The airfield has its own dedicated restaurant, called The Pad. This is open daily from 09:00, so you can enjoy a fry up before your experience day begins. The restaurant also caters for lunch and dinner and the kitchen remains open until 19:00, so you can take your time before finishing your experience day with a meal. Once the restaurant closes the facility remains open as a bar; The Pad is fully licensed and offers a wide range of alcoholic and non-alcoholic drinks. The bar is open until late on Thursdays, Fridays and Saturdays so that you’re able to relax and enjoy a few drinks, while the restaurant will also put on barbeques depending on the weather. Bar snacks and sharing platters are also available on the menu, so it could be the perfect place for spectators to wait while their family member or friend completes their experience day.

The restaurant and the public toilets are both located next to the airfield’s free car park. Spectators and restaurant customers are more than welcome to use the car park. To find it, simply look for the upward stretching flight control tower - the car park is located at the base of the tower. Spectators are welcome to watch the flight days and some experiences even allow for spectators to become passengers and enjoy the experience alongside their family member or friend. Alternatively, there are many places on site where you will be able to view the experience. If it is wet or windy then the restaurant is the recommended viewing location.

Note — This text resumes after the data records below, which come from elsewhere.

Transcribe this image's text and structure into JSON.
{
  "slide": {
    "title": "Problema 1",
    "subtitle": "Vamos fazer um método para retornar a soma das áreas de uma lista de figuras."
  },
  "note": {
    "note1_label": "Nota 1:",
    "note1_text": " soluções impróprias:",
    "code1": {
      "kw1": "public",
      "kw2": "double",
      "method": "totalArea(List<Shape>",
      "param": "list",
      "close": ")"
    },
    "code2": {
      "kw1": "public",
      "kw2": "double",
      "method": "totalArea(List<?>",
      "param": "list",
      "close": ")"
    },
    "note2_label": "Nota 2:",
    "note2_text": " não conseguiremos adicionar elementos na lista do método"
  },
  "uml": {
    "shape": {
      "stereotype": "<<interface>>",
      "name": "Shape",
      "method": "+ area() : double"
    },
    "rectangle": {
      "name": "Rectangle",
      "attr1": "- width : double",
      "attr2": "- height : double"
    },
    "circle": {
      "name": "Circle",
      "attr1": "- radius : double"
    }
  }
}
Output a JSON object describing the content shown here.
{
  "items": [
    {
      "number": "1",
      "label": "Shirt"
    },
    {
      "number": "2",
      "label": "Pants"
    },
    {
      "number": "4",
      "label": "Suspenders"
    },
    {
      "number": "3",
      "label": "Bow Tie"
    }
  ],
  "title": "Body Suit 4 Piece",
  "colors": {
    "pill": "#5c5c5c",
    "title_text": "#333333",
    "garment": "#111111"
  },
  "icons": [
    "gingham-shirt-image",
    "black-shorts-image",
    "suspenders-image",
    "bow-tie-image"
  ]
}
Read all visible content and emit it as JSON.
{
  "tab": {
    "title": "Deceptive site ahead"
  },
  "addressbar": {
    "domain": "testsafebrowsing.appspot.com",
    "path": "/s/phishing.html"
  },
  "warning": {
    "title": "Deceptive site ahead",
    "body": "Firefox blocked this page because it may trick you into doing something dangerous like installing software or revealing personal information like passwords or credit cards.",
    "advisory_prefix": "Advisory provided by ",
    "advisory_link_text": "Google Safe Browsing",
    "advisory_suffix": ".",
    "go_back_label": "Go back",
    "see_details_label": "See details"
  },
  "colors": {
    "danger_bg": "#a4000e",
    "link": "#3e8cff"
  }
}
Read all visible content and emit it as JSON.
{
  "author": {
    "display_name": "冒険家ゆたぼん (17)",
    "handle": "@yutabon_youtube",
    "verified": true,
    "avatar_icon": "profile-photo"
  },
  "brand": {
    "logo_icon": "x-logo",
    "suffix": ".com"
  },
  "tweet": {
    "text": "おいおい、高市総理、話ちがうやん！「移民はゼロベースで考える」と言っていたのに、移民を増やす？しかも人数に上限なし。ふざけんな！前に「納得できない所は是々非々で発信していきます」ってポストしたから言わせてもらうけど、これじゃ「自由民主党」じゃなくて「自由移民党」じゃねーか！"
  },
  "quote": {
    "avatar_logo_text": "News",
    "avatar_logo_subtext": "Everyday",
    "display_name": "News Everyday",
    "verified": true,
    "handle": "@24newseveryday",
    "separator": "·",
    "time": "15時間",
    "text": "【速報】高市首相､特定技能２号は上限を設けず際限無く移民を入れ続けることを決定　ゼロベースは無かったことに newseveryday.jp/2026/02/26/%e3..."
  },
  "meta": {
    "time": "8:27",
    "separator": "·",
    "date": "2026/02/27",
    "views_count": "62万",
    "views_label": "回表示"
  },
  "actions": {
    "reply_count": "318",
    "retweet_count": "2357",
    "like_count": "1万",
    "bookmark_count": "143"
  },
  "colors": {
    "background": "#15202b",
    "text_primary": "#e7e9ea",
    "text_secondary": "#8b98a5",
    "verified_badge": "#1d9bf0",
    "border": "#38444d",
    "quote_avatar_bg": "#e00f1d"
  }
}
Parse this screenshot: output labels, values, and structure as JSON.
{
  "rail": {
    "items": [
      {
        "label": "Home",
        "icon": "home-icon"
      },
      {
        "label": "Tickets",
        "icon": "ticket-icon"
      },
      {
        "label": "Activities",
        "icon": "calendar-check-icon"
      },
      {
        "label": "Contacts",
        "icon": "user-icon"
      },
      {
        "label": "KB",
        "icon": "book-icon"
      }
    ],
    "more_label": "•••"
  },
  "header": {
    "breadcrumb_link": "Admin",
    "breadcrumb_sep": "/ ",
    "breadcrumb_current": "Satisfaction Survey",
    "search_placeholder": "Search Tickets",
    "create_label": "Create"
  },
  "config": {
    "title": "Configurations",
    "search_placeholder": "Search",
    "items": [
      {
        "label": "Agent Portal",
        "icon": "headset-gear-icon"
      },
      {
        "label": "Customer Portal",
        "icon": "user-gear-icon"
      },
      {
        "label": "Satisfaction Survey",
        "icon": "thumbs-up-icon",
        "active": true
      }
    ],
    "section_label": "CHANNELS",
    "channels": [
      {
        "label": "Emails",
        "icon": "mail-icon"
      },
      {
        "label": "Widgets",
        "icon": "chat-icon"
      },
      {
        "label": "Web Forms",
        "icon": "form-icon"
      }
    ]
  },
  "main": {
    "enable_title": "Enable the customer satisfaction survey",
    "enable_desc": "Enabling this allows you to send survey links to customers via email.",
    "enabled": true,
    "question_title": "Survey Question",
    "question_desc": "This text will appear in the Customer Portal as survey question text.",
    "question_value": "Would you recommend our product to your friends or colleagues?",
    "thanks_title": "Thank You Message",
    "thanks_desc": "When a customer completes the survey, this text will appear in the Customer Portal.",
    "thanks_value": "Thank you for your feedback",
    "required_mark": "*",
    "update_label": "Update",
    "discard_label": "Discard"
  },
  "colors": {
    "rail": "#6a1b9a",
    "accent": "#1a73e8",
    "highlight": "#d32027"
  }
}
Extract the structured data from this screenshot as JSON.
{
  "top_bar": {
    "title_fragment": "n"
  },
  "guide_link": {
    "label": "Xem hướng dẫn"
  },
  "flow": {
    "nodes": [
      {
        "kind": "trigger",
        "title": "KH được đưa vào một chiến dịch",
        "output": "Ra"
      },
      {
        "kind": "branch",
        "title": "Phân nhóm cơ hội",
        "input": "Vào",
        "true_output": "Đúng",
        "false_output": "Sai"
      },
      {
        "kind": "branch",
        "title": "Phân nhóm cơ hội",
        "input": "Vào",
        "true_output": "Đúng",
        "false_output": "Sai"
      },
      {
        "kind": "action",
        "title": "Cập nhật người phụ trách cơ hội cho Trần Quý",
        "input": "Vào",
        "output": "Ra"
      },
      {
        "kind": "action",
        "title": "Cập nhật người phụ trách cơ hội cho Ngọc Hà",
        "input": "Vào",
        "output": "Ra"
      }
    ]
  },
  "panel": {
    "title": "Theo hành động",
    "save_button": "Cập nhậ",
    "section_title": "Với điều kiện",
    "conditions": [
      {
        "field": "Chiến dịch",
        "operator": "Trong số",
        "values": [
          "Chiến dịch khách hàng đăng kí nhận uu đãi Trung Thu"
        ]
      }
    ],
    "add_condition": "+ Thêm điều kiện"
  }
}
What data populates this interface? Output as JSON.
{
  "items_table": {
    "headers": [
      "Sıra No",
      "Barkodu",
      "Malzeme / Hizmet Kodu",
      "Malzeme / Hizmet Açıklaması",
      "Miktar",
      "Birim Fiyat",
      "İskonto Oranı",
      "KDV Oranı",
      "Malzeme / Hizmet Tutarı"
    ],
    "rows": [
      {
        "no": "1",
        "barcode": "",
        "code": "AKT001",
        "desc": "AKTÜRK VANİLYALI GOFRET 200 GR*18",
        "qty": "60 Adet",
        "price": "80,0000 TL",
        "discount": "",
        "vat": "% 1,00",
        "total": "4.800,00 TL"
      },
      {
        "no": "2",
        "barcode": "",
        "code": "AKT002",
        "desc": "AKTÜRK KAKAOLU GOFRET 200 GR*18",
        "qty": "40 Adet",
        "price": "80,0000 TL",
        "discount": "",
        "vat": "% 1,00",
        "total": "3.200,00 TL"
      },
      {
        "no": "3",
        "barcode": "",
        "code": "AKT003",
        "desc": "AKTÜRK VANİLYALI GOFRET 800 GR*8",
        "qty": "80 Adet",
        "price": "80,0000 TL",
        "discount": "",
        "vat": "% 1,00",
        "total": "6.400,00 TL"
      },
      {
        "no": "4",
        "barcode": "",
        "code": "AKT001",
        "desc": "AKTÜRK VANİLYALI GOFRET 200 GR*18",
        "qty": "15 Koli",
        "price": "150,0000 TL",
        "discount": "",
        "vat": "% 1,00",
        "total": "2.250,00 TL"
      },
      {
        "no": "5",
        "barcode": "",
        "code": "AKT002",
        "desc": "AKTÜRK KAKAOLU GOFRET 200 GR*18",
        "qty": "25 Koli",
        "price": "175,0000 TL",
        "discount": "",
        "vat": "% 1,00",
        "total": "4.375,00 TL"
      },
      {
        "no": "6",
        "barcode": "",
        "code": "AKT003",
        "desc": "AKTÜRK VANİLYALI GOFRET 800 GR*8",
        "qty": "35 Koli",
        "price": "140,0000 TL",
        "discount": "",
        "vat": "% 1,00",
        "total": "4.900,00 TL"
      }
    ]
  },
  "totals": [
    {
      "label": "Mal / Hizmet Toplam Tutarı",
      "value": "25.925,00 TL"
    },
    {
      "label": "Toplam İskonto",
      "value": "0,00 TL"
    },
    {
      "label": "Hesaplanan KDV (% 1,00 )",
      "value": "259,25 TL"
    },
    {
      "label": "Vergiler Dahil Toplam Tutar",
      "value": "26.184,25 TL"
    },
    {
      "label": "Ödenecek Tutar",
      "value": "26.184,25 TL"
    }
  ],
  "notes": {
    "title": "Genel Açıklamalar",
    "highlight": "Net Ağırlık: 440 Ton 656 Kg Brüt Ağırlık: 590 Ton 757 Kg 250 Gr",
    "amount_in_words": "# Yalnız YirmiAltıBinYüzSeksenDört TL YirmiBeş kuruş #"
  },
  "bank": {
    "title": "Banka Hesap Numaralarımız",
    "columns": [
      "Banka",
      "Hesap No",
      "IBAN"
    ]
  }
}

The airfield is situated just off junction 4 of the M40 and very near to the M4 too, so access by road is easy. If you have a sat nav then Wycombe Air Park’s postcode is SL7 3DP. The airfield is only 25 miles from central London and it only takes 25 minutes to get to Heathrow Airport by road from the airfield, so the location could not be handier.


Wycombe Air Park was not always a public airfield used for experience days. In fact, the airfield began life as RAF Booker (still affectionately known as Booker by locals and frequent flyers in the area). In 1939 the airfield was commissioned in preparation for the impending war and the high ground to the south of High Wycombe was thought to be the perfect location.

The airfield was basic at first, consisting of just a series of runways, but when the RAF officially unveiled its training school at Booker in 1941, four temporary Bellman hangers were erected to house the 72 Tiger Moth planes that were flown in for budding pilots to train in. While the Bellman hangers were thought to be temporary, they stood for around 50 years before being replaced.

The RAF eventually relinquished its role at Booker in 1963 and in 1965 the airfield was leased from Wycombe Council by Airways Aero Associations (part of British Airways), which currently looks after operations at the airfield. It was also then that the name was changed to the current Wycombe Air Park. Over the next few years the airfield was used by many organisations for flying training and weekends, while the local flying enthusiasts began to frequent the location in their spare time. The reputation of the airfield grew to what it currently is today. It is now home to the Airways Flying Club, a group of plane and flying enthusiasts who operate from the airfield, as well as the location for many plane and helicopter experience days. The facilities at the airfield grew over time to include a shop and a restaurant.

Looking to the future, it seems that the location could become even more popular as sports teams are looking to build a stadium at the location to replace Adams Park. This would see Wycombe Wanderers and London Wasps both relocate to the airfield for their home matches, bringing scores of fans with them.